All the records below must be returned exactly as they stand.
══ DATASET EXTRACT ══
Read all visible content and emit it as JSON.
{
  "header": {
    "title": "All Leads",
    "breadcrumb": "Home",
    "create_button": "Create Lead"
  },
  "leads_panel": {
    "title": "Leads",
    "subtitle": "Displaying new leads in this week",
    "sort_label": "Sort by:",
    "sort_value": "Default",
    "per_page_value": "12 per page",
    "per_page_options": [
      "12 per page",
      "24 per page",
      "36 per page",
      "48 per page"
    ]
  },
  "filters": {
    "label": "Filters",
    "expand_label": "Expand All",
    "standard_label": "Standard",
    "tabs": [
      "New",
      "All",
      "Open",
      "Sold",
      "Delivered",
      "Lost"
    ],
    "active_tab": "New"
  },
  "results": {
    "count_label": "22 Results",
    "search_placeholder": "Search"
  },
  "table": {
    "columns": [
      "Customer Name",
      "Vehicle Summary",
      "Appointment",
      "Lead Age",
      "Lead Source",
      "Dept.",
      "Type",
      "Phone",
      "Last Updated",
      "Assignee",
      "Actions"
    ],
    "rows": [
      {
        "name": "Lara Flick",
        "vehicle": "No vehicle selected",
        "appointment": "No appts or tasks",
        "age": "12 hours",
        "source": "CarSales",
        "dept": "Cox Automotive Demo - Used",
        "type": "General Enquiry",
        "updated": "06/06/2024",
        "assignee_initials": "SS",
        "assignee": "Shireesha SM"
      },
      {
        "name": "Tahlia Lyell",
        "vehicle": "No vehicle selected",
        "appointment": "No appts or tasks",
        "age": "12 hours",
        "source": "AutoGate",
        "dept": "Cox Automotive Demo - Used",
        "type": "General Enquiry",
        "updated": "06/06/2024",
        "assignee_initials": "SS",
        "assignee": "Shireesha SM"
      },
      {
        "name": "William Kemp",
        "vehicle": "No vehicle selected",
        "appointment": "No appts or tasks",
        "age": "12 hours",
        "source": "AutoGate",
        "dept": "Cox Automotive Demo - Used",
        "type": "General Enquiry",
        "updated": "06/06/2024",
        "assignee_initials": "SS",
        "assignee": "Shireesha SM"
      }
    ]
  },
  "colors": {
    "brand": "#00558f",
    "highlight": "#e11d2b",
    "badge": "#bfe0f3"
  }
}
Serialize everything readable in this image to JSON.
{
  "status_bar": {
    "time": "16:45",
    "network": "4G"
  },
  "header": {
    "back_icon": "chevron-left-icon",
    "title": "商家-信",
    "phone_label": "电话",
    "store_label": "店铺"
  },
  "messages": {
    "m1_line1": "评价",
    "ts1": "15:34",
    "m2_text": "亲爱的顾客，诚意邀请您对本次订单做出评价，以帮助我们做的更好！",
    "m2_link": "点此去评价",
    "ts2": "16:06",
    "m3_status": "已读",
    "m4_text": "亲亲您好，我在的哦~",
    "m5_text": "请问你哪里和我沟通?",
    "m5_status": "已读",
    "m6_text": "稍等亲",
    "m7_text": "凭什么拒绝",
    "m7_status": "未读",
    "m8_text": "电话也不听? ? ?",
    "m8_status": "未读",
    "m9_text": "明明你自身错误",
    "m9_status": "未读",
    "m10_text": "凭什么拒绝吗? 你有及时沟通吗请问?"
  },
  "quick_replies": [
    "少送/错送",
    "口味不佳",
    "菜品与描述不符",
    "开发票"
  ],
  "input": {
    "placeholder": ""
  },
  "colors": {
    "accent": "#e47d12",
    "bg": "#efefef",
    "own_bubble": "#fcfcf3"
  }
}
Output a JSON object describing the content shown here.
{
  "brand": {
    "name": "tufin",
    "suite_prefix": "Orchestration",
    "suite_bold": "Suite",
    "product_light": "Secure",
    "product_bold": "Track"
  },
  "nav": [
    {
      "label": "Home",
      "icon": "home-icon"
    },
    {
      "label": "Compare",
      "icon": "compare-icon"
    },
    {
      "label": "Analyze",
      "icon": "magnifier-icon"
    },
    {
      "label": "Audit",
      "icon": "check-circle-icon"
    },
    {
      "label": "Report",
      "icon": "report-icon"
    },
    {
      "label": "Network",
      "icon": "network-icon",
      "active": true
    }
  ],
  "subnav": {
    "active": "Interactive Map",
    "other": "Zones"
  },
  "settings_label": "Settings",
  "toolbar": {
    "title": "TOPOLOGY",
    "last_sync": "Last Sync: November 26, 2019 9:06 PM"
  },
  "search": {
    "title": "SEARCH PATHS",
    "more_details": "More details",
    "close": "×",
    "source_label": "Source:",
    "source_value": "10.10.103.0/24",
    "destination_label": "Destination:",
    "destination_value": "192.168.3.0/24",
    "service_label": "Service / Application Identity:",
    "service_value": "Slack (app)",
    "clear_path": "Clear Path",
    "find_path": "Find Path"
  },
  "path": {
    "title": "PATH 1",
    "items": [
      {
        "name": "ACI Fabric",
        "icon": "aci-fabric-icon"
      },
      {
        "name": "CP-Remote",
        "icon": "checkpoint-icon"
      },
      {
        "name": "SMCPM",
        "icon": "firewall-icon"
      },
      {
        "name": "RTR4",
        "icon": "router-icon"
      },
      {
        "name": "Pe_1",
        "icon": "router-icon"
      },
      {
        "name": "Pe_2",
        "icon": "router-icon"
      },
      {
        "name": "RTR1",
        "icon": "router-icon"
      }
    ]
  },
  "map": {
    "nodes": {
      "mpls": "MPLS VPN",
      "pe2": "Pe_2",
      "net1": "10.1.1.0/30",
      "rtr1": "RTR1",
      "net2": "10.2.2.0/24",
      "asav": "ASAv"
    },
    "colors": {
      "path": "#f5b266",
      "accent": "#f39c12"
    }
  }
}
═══
(TASK RESPONSE):
Read all visible content and emit it as JSON.
{
  "header": {
    "title": "All Leads",
    "breadcrumb": "Home",
    "create_button": "Create Lead"
  },
  "leads_panel": {
    "title": "Leads",
    "subtitle": "Displaying new leads in this week",
    "sort_label": "Sort by:",
    "sort_value": "Default",
    "per_page_value": "12 per page",
    "per_page_options": [
      "12 per page",
      "24 per page",
      "36 per page",
      "48 per page"
    ]
  },
  "filters": {
    "label": "Filters",
    "expand_label": "Expand All",
    "standard_label": "Standard",
    "tabs": [
      "New",
      "All",
      "Open",
      "Sold",
      "Delivered",
      "Lost"
    ],
    "active_tab": "New"
  },
  "results": {
    "count_label": "22 Results",
    "search_placeholder": "Search"
  },
  "table": {
    "columns": [
      "Customer Name",
      "Vehicle Summary",
      "Appointment",
      "Lead Age",
      "Lead Source",
      "Dept.",
      "Type",
      "Phone",
      "Last Updated",
      "Assignee",
      "Actions"
    ],
    "rows": [
      {
        "name": "Lara Flick",
        "vehicle": "No vehicle selected",
        "appointment": "No appts or tasks",
        "age": "12 hours",
        "source": "CarSales",
        "dept": "Cox Automotive Demo - Used",
        "type": "General Enquiry",
        "updated": "06/06/2024",
        "assignee_initials": "SS",
        "assignee": "Shireesha SM"
      },
      {
        "name": "Tahlia Lyell",
        "vehicle": "No vehicle selected",
        "appointment": "No appts or tasks",
        "age": "12 hours",
        "source": "AutoGate",
        "dept": "Cox Automotive Demo - Used",
        "type": "General Enquiry",
        "updated": "06/06/2024",
        "assignee_initials": "SS",
        "assignee": "Shireesha SM"
      },
      {
        "name": "William Kemp",
        "vehicle": "No vehicle selected",
        "appointment": "No appts or tasks",
        "age": "12 hours",
        "source": "AutoGate",
        "dept": "Cox Automotive Demo - Used",
        "type": "General Enquiry",
        "updated": "06/06/2024",
        "assignee_initials": "SS",
        "assignee": "Shireesha SM"
      }
    ]
  },
  "colors": {
    "brand": "#00558f",
    "highlight": "#e11d2b",
    "badge": "#bfe0f3"
  }
}
Serialize everything readable in this image to JSON.
{
  "status_bar": {
    "time": "16:45",
    "network": "4G"
  },
  "header": {
    "back_icon": "chevron-left-icon",
    "title": "商家-信",
    "phone_label": "电话",
    "store_label": "店铺"
  },
  "messages": {
    "m1_line1": "评价",
    "ts1": "15:34",
    "m2_text": "亲爱的顾客，诚意邀请您对本次订单做出评价，以帮助我们做的更好！",
    "m2_link": "点此去评价",
    "ts2": "16:06",
    "m3_status": "已读",
    "m4_text": "亲亲您好，我在的哦~",
    "m5_text": "请问你哪里和我沟通?",
    "m5_status": "已读",
    "m6_text": "稍等亲",
    "m7_text": "凭什么拒绝",
    "m7_status": "未读",
    "m8_text": "电话也不听? ? ?",
    "m8_status": "未读",
    "m9_text": "明明你自身错误",
    "m9_status": "未读",
    "m10_text": "凭什么拒绝吗? 你有及时沟通吗请问?"
  },
  "quick_replies": [
    "少送/错送",
    "口味不佳",
    "菜品与描述不符",
    "开发票"
  ],
  "input": {
    "placeholder": ""
  },
  "colors": {
    "accent": "#e47d12",
    "bg": "#efefef",
    "own_bubble": "#fcfcf3"
  }
}
Output a JSON object describing the content shown here.
{
  "brand": {
    "name": "tufin",
    "suite_prefix": "Orchestration",
    "suite_bold": "Suite",
    "product_light": "Secure",
    "product_bold": "Track"
  },
  "nav": [
    {
      "label": "Home",
      "icon": "home-icon"
    },
    {
      "label": "Compare",
      "icon": "compare-icon"
    },
    {
      "label": "Analyze",
      "icon": "magnifier-icon"
    },
    {
      "label": "Audit",
      "icon": "check-circle-icon"
    },
    {
      "label": "Report",
      "icon": "report-icon"
    },
    {
      "label": "Network",
      "icon": "network-icon",
      "active": true
    }
  ],
  "subnav": {
    "active": "Interactive Map",
    "other": "Zones"
  },
  "settings_label": "Settings",
  "toolbar": {
    "title": "TOPOLOGY",
    "last_sync": "Last Sync: November 26, 2019 9:06 PM"
  },
  "search": {
    "title": "SEARCH PATHS",
    "more_details": "More details",
    "close": "×",
    "source_label": "Source:",
    "source_value": "10.10.103.0/24",
    "destination_label": "Destination:",
    "destination_value": "192.168.3.0/24",
    "service_label": "Service / Application Identity:",
    "service_value": "Slack (app)",
    "clear_path": "Clear Path",
    "find_path": "Find Path"
  },
  "path": {
    "title": "PATH 1",
    "items": [
      {
        "name": "ACI Fabric",
        "icon": "aci-fabric-icon"
      },
      {
        "name": "CP-Remote",
        "icon": "checkpoint-icon"
      },
      {
        "name": "SMCPM",
        "icon": "firewall-icon"
      },
      {
        "name": "RTR4",
        "icon": "router-icon"
      },
      {
        "name": "Pe_1",
        "icon": "router-icon"
      },
      {
        "name": "Pe_2",
        "icon": "router-icon"
      },
      {
        "name": "RTR1",
        "icon": "router-icon"
      }
    ]
  },
  "map": {
    "nodes": {
      "mpls": "MPLS VPN",
      "pe2": "Pe_2",
      "net1": "10.1.1.0/30",
      "rtr1": "RTR1",
      "net2": "10.2.2.0/24",
      "asav": "ASAv"
    },
    "colors": {
      "path": "#f5b266",
      "accent": "#f39c12"
    }
  }
}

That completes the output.